From start to end, write out the following data exactly, apart from its images.
-------- EXCERPTED RECORDS
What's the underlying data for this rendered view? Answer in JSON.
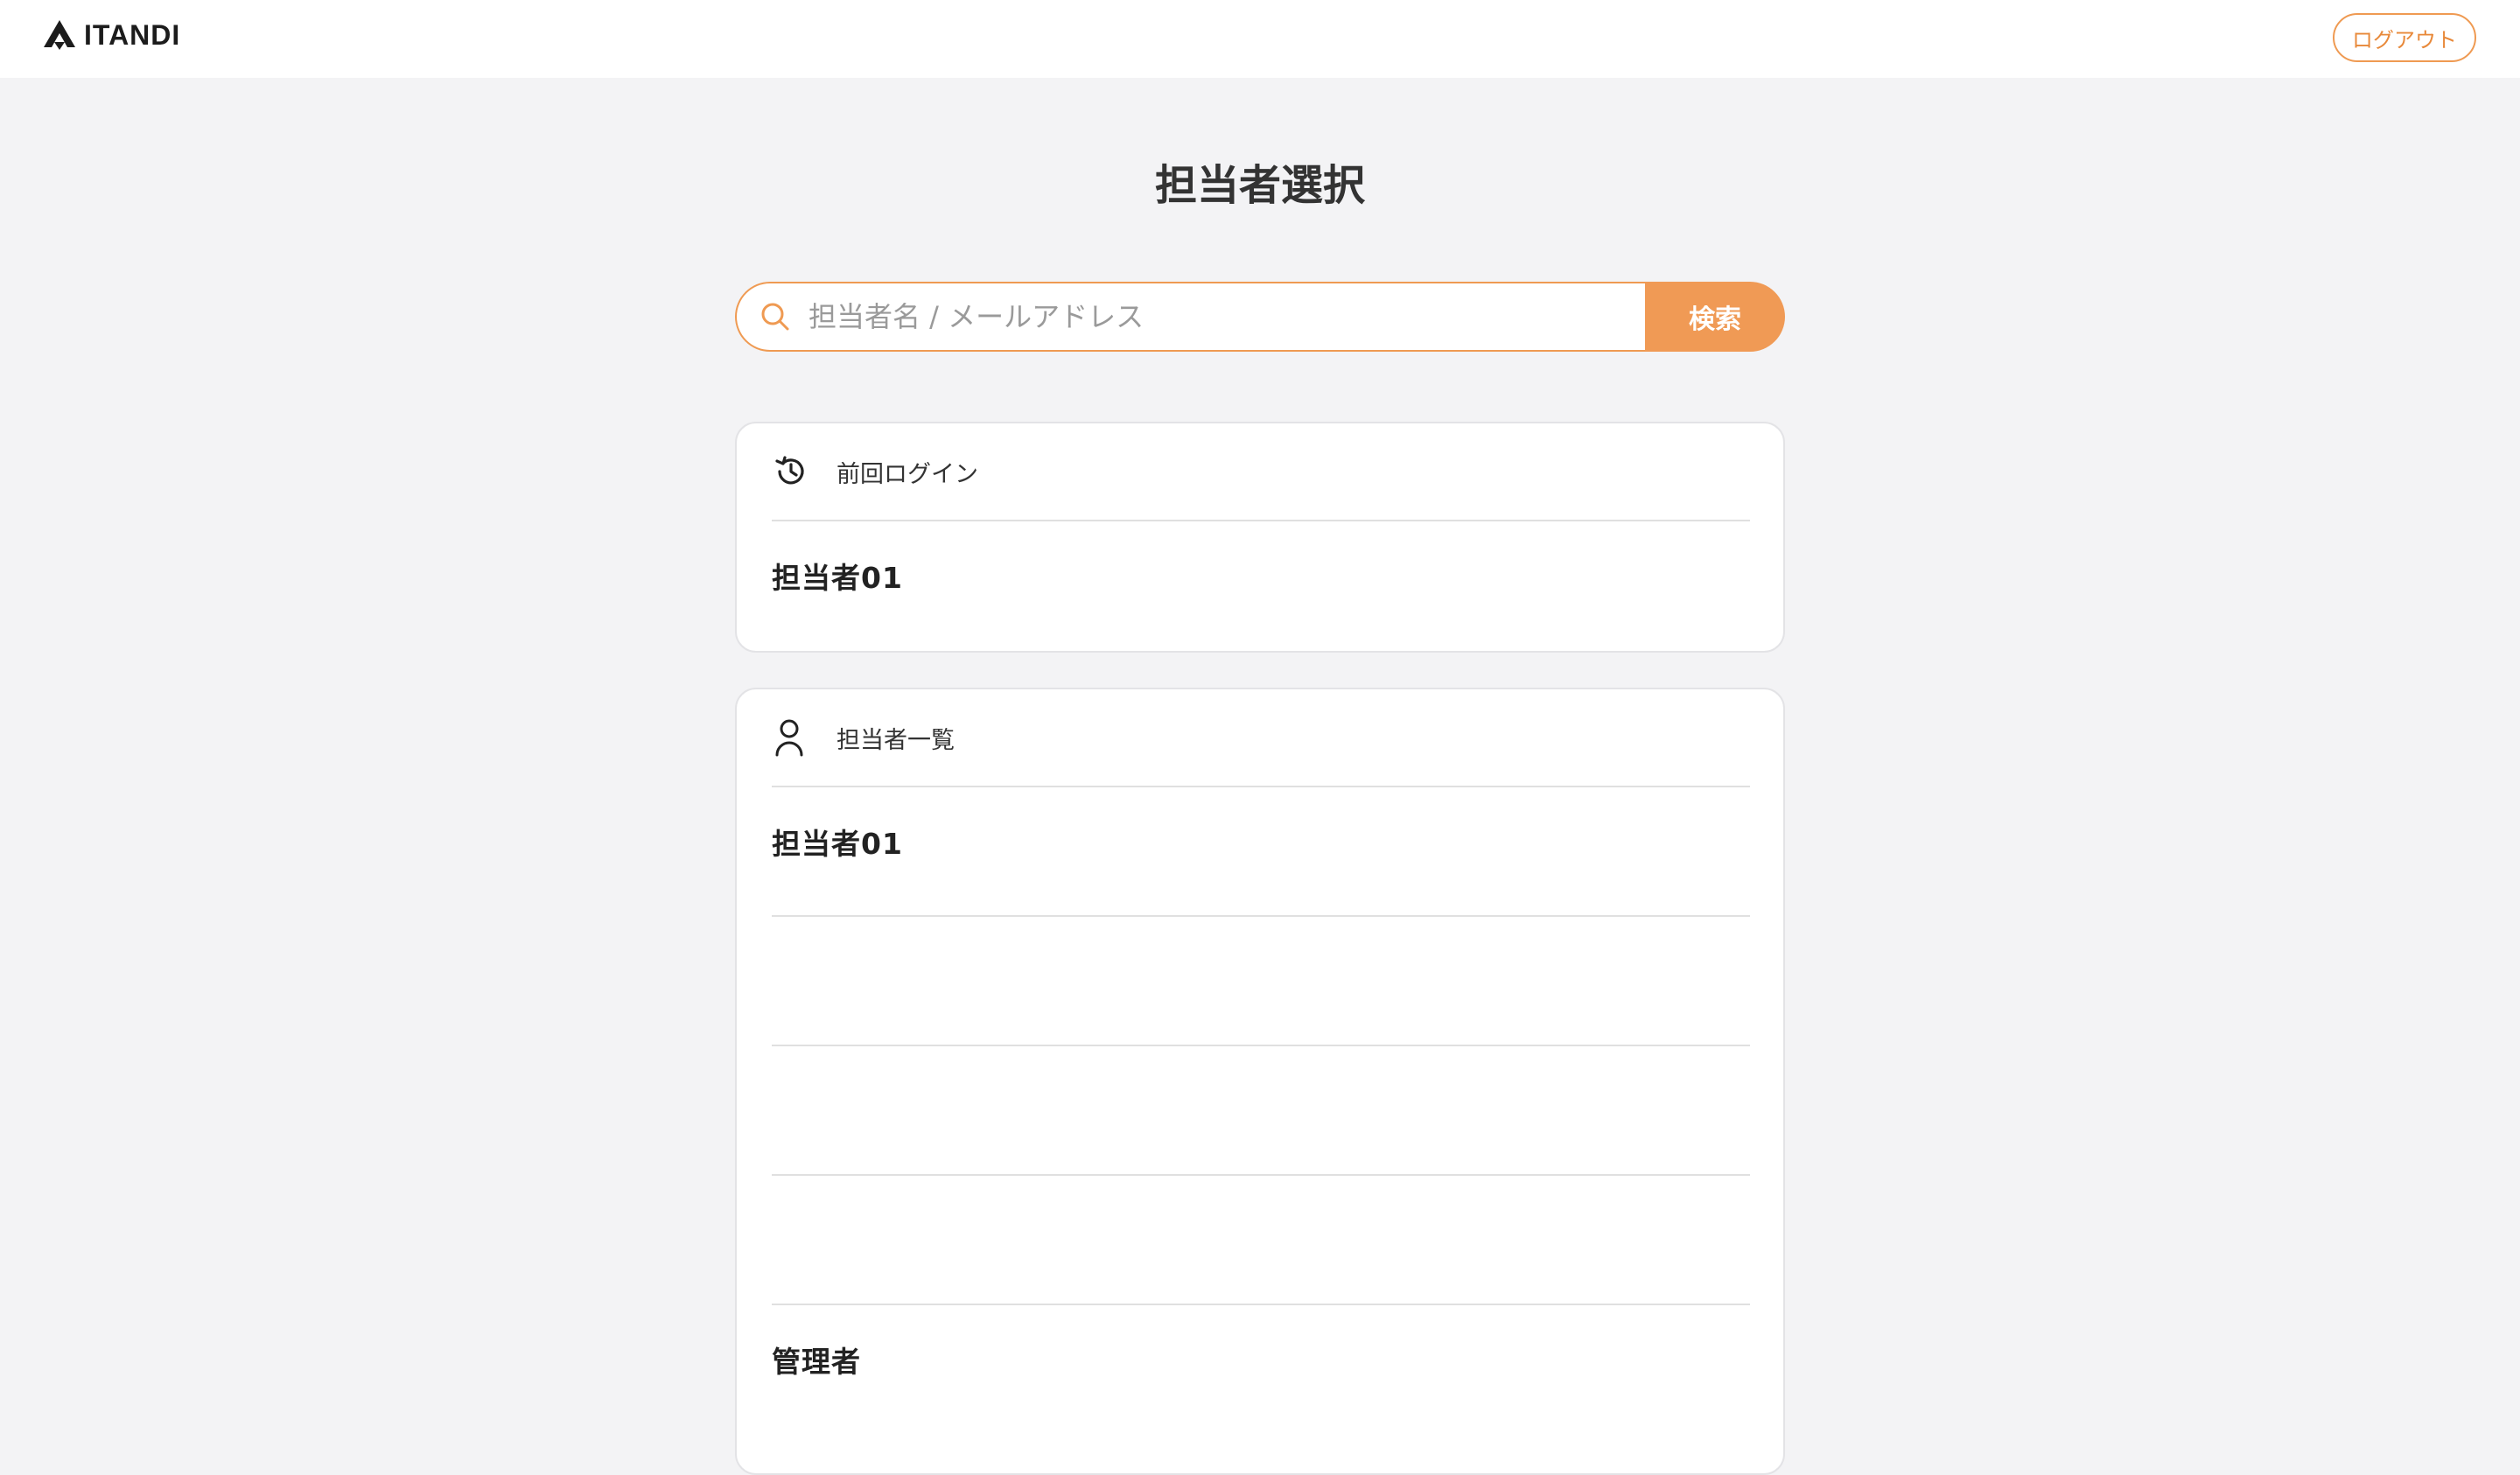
{
  "header": {
    "logo_text": "ITANDI",
    "logout_label": "ログアウト"
  },
  "main": {
    "title": "担当者選択",
    "search": {
      "placeholder": "担当者名 / メールアドレス",
      "value": "",
      "button_label": "検索"
    },
    "last_login": {
      "heading": "前回ログイン",
      "icon": "history-icon",
      "items": [
        {
          "name": "担当者01"
        }
      ]
    },
    "staff_list": {
      "heading": "担当者一覧",
      "icon": "user-icon",
      "items": [
        {
          "name": "担当者01"
        },
        {
          "name": ""
        },
        {
          "name": ""
        },
        {
          "name": ""
        },
        {
          "name": "管理者"
        }
      ]
    }
  },
  "colors": {
    "accent": "#f09a55",
    "background": "#f3f3f5"
  }
}
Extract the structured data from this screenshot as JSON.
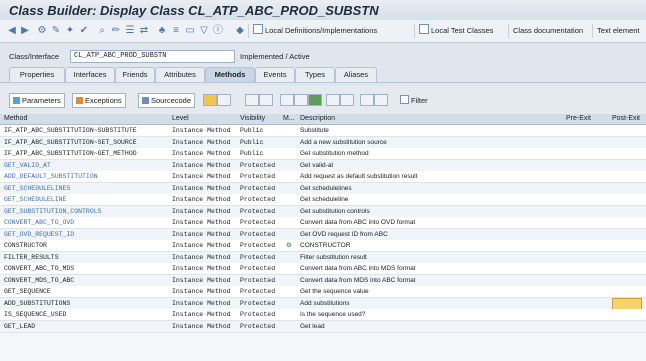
{
  "title": "Class Builder: Display Class CL_ATP_ABC_PROD_SUBSTN",
  "toolbar": {
    "local_definitions": "Local Definitions/Implementations",
    "local_test_classes": "Local Test Classes",
    "class_documentation": "Class documentation",
    "text_elements": "Text element"
  },
  "class_row": {
    "label": "Class/Interface",
    "value": "CL_ATP_ABC_PROD_SUBSTN",
    "status": "Implemented / Active"
  },
  "tabs": [
    "Properties",
    "Interfaces",
    "Friends",
    "Attributes",
    "Methods",
    "Events",
    "Types",
    "Aliases"
  ],
  "active_tab": "Methods",
  "panel": {
    "parameters": "Parameters",
    "exceptions": "Exceptions",
    "sourcecode": "Sourcecode",
    "filter": "Filter"
  },
  "columns": {
    "method": "Method",
    "level": "Level",
    "visibility": "Visibility",
    "m": "M...",
    "description": "Description",
    "pre_exit": "Pre-Exit",
    "post_exit": "Post-Exit"
  },
  "rows": [
    {
      "method": "IF_ATP_ABC_SUBSTITUTION~SUBSTITUTE",
      "level": "Instance Method",
      "vis": "Public",
      "desc": "Substitute"
    },
    {
      "method": "IF_ATP_ABC_SUBSTITUTION~SET_SOURCE",
      "level": "Instance Method",
      "vis": "Public",
      "desc": "Add a new substitution source"
    },
    {
      "method": "IF_ATP_ABC_SUBSTITUTION~GET_METHOD",
      "level": "Instance Method",
      "vis": "Public",
      "desc": "Get substitution method"
    },
    {
      "method": "GET_VALID_AT",
      "level": "Instance Method",
      "vis": "Protected",
      "desc": "Get valid-at"
    },
    {
      "method": "ADD_DEFAULT_SUBSTITUTION",
      "level": "Instance Method",
      "vis": "Protected",
      "desc": "Add request as default substitution result"
    },
    {
      "method": "GET_SCHEDULELINES",
      "level": "Instance Method",
      "vis": "Protected",
      "desc": "Get schedulelines"
    },
    {
      "method": "GET_SCHEDULELINE",
      "level": "Instance Method",
      "vis": "Protected",
      "desc": "Get scheduleline"
    },
    {
      "method": "GET_SUBSTITUTION_CONTROLS",
      "level": "Instance Method",
      "vis": "Protected",
      "desc": "Get substitution controls"
    },
    {
      "method": "CONVERT_ABC_TO_OVD",
      "level": "Instance Method",
      "vis": "Protected",
      "desc": "Convert data from ABC into OVD format"
    },
    {
      "method": "GET_OVD_REQUEST_ID",
      "level": "Instance Method",
      "vis": "Protected",
      "desc": "Get OVD request ID from ABC"
    },
    {
      "method": "CONSTRUCTOR",
      "level": "Instance Method",
      "vis": "Protected",
      "desc": "CONSTRUCTOR"
    },
    {
      "method": "FILTER_RESULTS",
      "level": "Instance Method",
      "vis": "Protected",
      "desc": "Filter substitution result"
    },
    {
      "method": "CONVERT_ABC_TO_MDS",
      "level": "Instance Method",
      "vis": "Protected",
      "desc": "Convert data from ABC into MDS format"
    },
    {
      "method": "CONVERT_MDS_TO_ABC",
      "level": "Instance Method",
      "vis": "Protected",
      "desc": "Convert data from MDS into ABC format"
    },
    {
      "method": "GET_SEQUENCE",
      "level": "Instance Method",
      "vis": "Protected",
      "desc": "Get the sequence value"
    },
    {
      "method": "ADD_SUBSTITUTIONS",
      "level": "Instance Method",
      "vis": "Protected",
      "desc": "Add substitutions"
    },
    {
      "method": "IS_SEQUENCE_USED",
      "level": "Instance Method",
      "vis": "Protected",
      "desc": "Is the sequence used?"
    },
    {
      "method": "GET_LEAD",
      "level": "Instance Method",
      "vis": "Protected",
      "desc": "Get lead"
    }
  ]
}
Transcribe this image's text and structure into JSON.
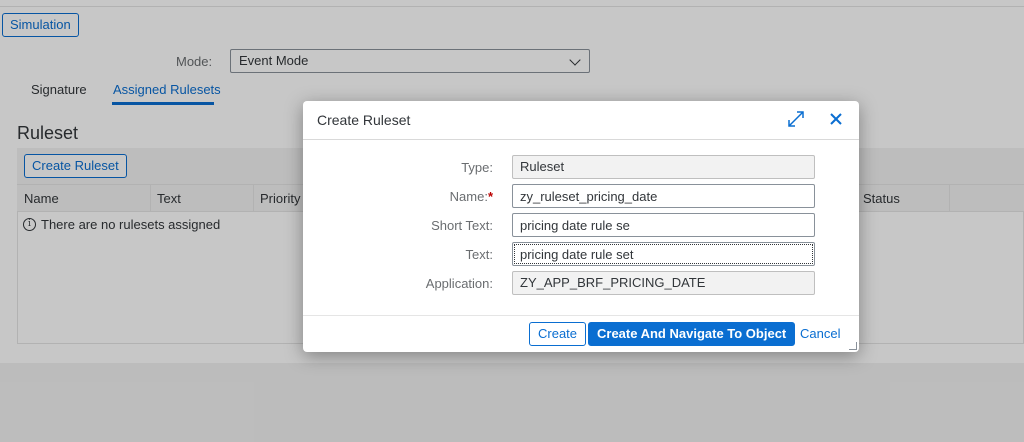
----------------
_RESPONSE AREA_
What's the underlying data for this rendered view? Answer in JSON.
{
  "header": {
    "logo_text": "ITANDI",
    "logout_label": "ログアウト"
  },
  "main": {
    "title": "担当者選択",
    "search": {
      "placeholder": "担当者名 / メールアドレス",
      "value": "",
      "button_label": "検索"
    },
    "last_login": {
      "heading": "前回ログイン",
      "icon": "history-icon",
      "items": [
        {
          "name": "担当者01"
        }
      ]
    },
    "staff_list": {
      "heading": "担当者一覧",
      "icon": "user-icon",
      "items": [
        {
          "name": "担当者01"
        },
        {
          "name": ""
        },
        {
          "name": ""
        },
        {
          "name": ""
        },
        {
          "name": "管理者"
        }
      ]
    }
  },
  "colors": {
    "accent": "#f09a55",
    "background": "#f3f3f5"
  }
}
Extract the structured data from this screenshot as JSON.
{
  "title": "Class Builder: Display Class CL_ATP_ABC_PROD_SUBSTN",
  "toolbar": {
    "local_definitions": "Local Definitions/Implementations",
    "local_test_classes": "Local Test Classes",
    "class_documentation": "Class documentation",
    "text_elements": "Text element"
  },
  "class_row": {
    "label": "Class/Interface",
    "value": "CL_ATP_ABC_PROD_SUBSTN",
    "status": "Implemented / Active"
  },
  "tabs": [
    "Properties",
    "Interfaces",
    "Friends",
    "Attributes",
    "Methods",
    "Events",
    "Types",
    "Aliases"
  ],
  "active_tab": "Methods",
  "panel": {
    "parameters": "Parameters",
    "exceptions": "Exceptions",
    "sourcecode": "Sourcecode",
    "filter": "Filter"
  },
  "columns": {
    "method": "Method",
    "level": "Level",
    "visibility": "Visibility",
    "m": "M...",
    "description": "Description",
    "pre_exit": "Pre-Exit",
    "post_exit": "Post-Exit"
  },
  "rows": [
    {
      "method": "IF_ATP_ABC_SUBSTITUTION~SUBSTITUTE",
      "level": "Instance Method",
      "vis": "Public",
      "desc": "Substitute"
    },
    {
      "method": "IF_ATP_ABC_SUBSTITUTION~SET_SOURCE",
      "level": "Instance Method",
      "vis": "Public",
      "desc": "Add a new substitution source"
    },
    {
      "method": "IF_ATP_ABC_SUBSTITUTION~GET_METHOD",
      "level": "Instance Method",
      "vis": "Public",
      "desc": "Get substitution method"
    },
    {
      "method": "GET_VALID_AT",
      "level": "Instance Method",
      "vis": "Protected",
      "desc": "Get valid-at"
    },
    {
      "method": "ADD_DEFAULT_SUBSTITUTION",
      "level": "Instance Method",
      "vis": "Protected",
      "desc": "Add request as default substitution result"
    },
    {
      "method": "GET_SCHEDULELINES",
      "level": "Instance Method",
      "vis": "Protected",
      "desc": "Get schedulelines"
    },
    {
      "method": "GET_SCHEDULELINE",
      "level": "Instance Method",
      "vis": "Protected",
      "desc": "Get scheduleline"
    },
    {
      "method": "GET_SUBSTITUTION_CONTROLS",
      "level": "Instance Method",
      "vis": "Protected",
      "desc": "Get substitution controls"
    },
    {
      "method": "CONVERT_ABC_TO_OVD",
      "level": "Instance Method",
      "vis": "Protected",
      "desc": "Convert data from ABC into OVD format"
    },
    {
      "method": "GET_OVD_REQUEST_ID",
      "level": "Instance Method",
      "vis": "Protected",
      "desc": "Get OVD request ID from ABC"
    },
    {
      "method": "CONSTRUCTOR",
      "level": "Instance Method",
      "vis": "Protected",
      "desc": "CONSTRUCTOR"
    },
    {
      "method": "FILTER_RESULTS",
      "level": "Instance Method",
      "vis": "Protected",
      "desc": "Filter substitution result"
    },
    {
      "method": "CONVERT_ABC_TO_MDS",
      "level": "Instance Method",
      "vis": "Protected",
      "desc": "Convert data from ABC into MDS format"
    },
    {
      "method": "CONVERT_MDS_TO_ABC",
      "level": "Instance Method",
      "vis": "Protected",
      "desc": "Convert data from MDS into ABC format"
    },
    {
      "method": "GET_SEQUENCE",
      "level": "Instance Method",
      "vis": "Protected",
      "desc": "Get the sequence value"
    },
    {
      "method": "ADD_SUBSTITUTIONS",
      "level": "Instance Method",
      "vis": "Protected",
      "desc": "Add substitutions"
    },
    {
      "method": "IS_SEQUENCE_USED",
      "level": "Instance Method",
      "vis": "Protected",
      "desc": "Is the sequence used?"
    },
    {
      "method": "GET_LEAD",
      "level": "Instance Method",
      "vis": "Protected",
      "desc": "Get lead"
    }
  ]
}
Transcribe this image's text and structure into JSON.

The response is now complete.